St Louis River
The call of the wild may be no stronger anywhere in the lower 48 than the headwaters of the St. Louis River. Beginning in the Laurentian Uplands, where small streams divide in three directions toward Hudson Bay, Lake Superior, and the Mississippi River, it’s a land of timber wolves, moose, and Canada lynx. Wood turtles, sturgeon, walleye, northern pike, bass, bluegill, black crappie, channel catfish, and 163 species of breeding birds call the river home, savoring lush wetlands and wild rice lakes that led the Ojibwa people to settle the region.
This 194-mile river, which drains 2.4 million acres of Minnesota’s northern forests and wetlands, remains the primary reservation fishery for the Fond du Lac Band of Lake Superior Chippewa. Below the reservation, it flows through the magnificent Jay Cooke State Park and into a rare freshwater estuary between the twin ports of Duluth, MN, and Superior, WI, where it enters Lake Superior as the largest U.S. tributary of the entire Great Lakes system. The lower St. Louis is the only river in the state with whitewater rafting opportunities.
Historically, the estuary was heavily impacted by industry, resulting in designation as a Great Lakes Area of Concern after the lower river became one of the most heavily polluted waterways in the state by the mid-20th Century. It still hosts the busiest port on the Great Lakes. However, an investment of more than $1 billion and a commitment to restoration and economic development by the City of Duluth has the lower St. Louis well on its way to recovery.
Upstream, the main stem of the St. Louis River and several of its larger tributaries have been dammed for hydropower generation, disrupting connectivity and increasing mercury bioaccumulation in fish. Additionally, the St. Louis River and its tributaries have been adversely impacted by more than a century of iron mining, with the loss of thousands of acres of headwaters wetlands and streams.
Did You know?
Jay Cooke State Park, one of the 10 most visited in Minnesota, celebrated its 100-year anniversary in June 2015.
The rocky gorge of the St. Louis River at Jay Cooke State Park was not navigable to canoes, so Native Americans blazed a 6.5-mile portage around it. Later voyageurs dubbed it the “Grand Portage of the St. Louis.”
Duluth, MN, at the mouth of the St. Louis River at Lake Superior was named for Daniel Greysolon, Sieur du Lhut, the first European to explore the area in 1679.
WHAT STATES DOES THE RIVER CROSS?
The river found its way onto the America’s Most Endangered Rivers® list in 2015 due to the threat of sulfide-ore mining.
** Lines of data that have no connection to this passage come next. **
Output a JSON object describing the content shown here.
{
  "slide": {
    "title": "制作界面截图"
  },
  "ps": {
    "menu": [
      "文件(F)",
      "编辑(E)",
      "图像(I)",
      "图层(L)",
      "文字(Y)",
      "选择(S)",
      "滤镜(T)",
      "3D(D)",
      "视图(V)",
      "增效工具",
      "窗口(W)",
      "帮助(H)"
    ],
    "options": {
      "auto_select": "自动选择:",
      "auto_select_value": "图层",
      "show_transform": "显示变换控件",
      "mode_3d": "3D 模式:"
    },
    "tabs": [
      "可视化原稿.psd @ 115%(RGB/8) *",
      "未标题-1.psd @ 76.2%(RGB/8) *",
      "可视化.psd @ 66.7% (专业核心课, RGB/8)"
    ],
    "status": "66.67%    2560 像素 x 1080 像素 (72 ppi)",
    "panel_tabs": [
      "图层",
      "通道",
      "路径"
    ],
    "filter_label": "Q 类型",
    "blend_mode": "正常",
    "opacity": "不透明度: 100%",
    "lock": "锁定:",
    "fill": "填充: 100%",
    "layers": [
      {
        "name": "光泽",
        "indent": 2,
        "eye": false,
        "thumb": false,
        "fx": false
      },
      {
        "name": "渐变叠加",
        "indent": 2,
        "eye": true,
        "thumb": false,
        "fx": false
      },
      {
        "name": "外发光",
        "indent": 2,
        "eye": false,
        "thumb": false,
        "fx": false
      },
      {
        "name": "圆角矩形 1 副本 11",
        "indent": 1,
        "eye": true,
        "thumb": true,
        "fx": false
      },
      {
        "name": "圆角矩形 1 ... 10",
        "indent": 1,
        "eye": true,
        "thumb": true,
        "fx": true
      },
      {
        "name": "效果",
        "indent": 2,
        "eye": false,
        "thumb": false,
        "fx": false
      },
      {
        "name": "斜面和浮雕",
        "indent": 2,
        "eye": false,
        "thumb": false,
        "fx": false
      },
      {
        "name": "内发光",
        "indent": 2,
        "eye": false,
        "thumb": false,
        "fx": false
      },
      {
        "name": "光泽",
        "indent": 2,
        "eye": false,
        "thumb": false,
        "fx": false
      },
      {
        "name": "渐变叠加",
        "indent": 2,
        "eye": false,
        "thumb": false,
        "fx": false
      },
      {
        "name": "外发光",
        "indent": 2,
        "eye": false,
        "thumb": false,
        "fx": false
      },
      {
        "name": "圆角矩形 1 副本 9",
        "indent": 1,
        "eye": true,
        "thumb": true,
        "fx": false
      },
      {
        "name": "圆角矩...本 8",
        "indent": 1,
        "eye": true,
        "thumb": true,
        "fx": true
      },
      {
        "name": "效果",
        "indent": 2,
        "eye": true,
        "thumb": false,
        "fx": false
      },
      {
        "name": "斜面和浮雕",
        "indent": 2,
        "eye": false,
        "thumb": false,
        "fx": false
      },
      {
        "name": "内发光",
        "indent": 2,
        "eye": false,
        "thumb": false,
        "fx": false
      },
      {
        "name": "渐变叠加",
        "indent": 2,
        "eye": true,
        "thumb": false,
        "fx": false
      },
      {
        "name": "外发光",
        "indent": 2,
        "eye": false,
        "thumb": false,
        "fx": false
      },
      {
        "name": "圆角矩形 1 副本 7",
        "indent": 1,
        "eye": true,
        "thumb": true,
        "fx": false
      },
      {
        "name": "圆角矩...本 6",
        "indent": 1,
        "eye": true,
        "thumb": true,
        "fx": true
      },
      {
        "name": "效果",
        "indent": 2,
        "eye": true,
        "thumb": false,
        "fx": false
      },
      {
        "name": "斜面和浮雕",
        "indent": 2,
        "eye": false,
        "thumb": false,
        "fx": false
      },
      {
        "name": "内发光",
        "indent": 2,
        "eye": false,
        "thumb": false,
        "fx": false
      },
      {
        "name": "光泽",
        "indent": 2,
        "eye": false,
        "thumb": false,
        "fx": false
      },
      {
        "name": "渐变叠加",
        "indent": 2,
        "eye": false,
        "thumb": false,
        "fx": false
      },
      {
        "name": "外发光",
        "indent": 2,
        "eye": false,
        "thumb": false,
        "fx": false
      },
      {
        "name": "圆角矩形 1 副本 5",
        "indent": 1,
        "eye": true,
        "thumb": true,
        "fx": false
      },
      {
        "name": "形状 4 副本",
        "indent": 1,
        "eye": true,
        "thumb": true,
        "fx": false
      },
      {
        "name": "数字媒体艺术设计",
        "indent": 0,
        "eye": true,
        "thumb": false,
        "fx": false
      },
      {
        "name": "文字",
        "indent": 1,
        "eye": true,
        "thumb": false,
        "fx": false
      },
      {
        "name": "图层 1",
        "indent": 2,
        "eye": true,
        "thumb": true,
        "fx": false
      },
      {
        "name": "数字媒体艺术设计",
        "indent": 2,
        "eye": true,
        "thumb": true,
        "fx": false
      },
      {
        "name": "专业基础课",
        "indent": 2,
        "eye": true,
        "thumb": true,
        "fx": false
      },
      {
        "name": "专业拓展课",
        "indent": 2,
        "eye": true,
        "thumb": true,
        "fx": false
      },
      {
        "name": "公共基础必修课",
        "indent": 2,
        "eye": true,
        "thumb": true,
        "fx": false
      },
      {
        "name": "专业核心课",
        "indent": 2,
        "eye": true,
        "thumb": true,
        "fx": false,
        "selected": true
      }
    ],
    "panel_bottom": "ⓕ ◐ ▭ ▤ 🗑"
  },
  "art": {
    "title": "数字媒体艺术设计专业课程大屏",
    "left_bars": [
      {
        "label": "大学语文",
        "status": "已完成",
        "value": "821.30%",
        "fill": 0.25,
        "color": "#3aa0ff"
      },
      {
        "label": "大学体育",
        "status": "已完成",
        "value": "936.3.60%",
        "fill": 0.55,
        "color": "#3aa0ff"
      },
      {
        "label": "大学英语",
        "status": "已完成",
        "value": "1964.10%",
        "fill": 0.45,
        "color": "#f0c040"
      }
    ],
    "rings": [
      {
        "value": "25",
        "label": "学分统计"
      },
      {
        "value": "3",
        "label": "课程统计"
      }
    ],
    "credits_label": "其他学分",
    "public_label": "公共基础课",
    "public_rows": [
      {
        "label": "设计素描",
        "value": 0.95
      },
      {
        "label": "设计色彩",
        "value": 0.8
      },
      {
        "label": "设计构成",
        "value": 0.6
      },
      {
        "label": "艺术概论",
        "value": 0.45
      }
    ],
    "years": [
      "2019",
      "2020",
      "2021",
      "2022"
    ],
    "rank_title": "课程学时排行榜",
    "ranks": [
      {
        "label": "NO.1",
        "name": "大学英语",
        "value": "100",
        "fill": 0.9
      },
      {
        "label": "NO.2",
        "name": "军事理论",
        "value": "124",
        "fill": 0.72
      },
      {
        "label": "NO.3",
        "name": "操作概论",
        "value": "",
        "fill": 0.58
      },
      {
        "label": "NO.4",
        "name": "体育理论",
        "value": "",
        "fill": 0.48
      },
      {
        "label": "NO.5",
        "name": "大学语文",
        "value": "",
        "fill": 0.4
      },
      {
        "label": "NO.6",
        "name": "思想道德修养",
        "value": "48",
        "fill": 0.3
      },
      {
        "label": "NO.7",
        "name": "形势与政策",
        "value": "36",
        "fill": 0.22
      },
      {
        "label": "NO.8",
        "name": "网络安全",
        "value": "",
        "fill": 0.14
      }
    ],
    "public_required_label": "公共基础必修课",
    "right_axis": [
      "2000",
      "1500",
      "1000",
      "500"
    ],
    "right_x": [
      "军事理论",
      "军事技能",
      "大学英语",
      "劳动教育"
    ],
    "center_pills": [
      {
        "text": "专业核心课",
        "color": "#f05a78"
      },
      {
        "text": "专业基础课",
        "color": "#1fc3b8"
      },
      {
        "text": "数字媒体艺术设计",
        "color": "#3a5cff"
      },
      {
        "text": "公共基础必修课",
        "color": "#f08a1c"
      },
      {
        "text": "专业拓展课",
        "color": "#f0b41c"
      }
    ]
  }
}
This type of mining releases copper and nickel bound up in sulfide-bearing rock, and commonly results in acid mine drainage and increased levels of heavy metals and sulfates in downstream waters. Allowing this type of mining in the St. Louis River and Boundary Waters regions of Minnesota will ruin wild places and contaminate water for people, fish and wildlife.
Increased sulfate degrades wild rice stands and contributes to already high mercury levels in fish that threatens public health. A 2013 study by the Minnesota Department of Health found that 1 in 10 infants on the North Shore of Lake Superior are born with unsafe levels of mercury in their blood, potentially impairing normal development.
The first of the new mining proposals, PolyMet Mining’s NorthMet Project, would destroy 1,000 acres of wetlands and indirectly impact thousands more wetland acres. It would also require a complex federal land exchange resulting in the turnover of more than 6,000 acres of biologically rich lands from the Superior National Forest and the St. Louis River watershed to mining companies.
Now comes the bad news. Earlier in 2016, the Minnesota Department of Natural Resources (DNR) decided to allow PolyMet to move its mining project forward to the permitting stage despite the reality that no mine of this type has operated and closed without polluting nearby lakes, rivers and streams.
Minnesota Gov. Mark Dayton recently stated his support for protecting the nearby Boundary Waters from similar sulfide-ore mining, clearly acknowledging the risks inherent in this type of mining. The St. Louis River and its communities, tribes and wildlife deserve the same consideration and protection against sulfide-ore mining. If this project is allowed to proceed, there is no turning back.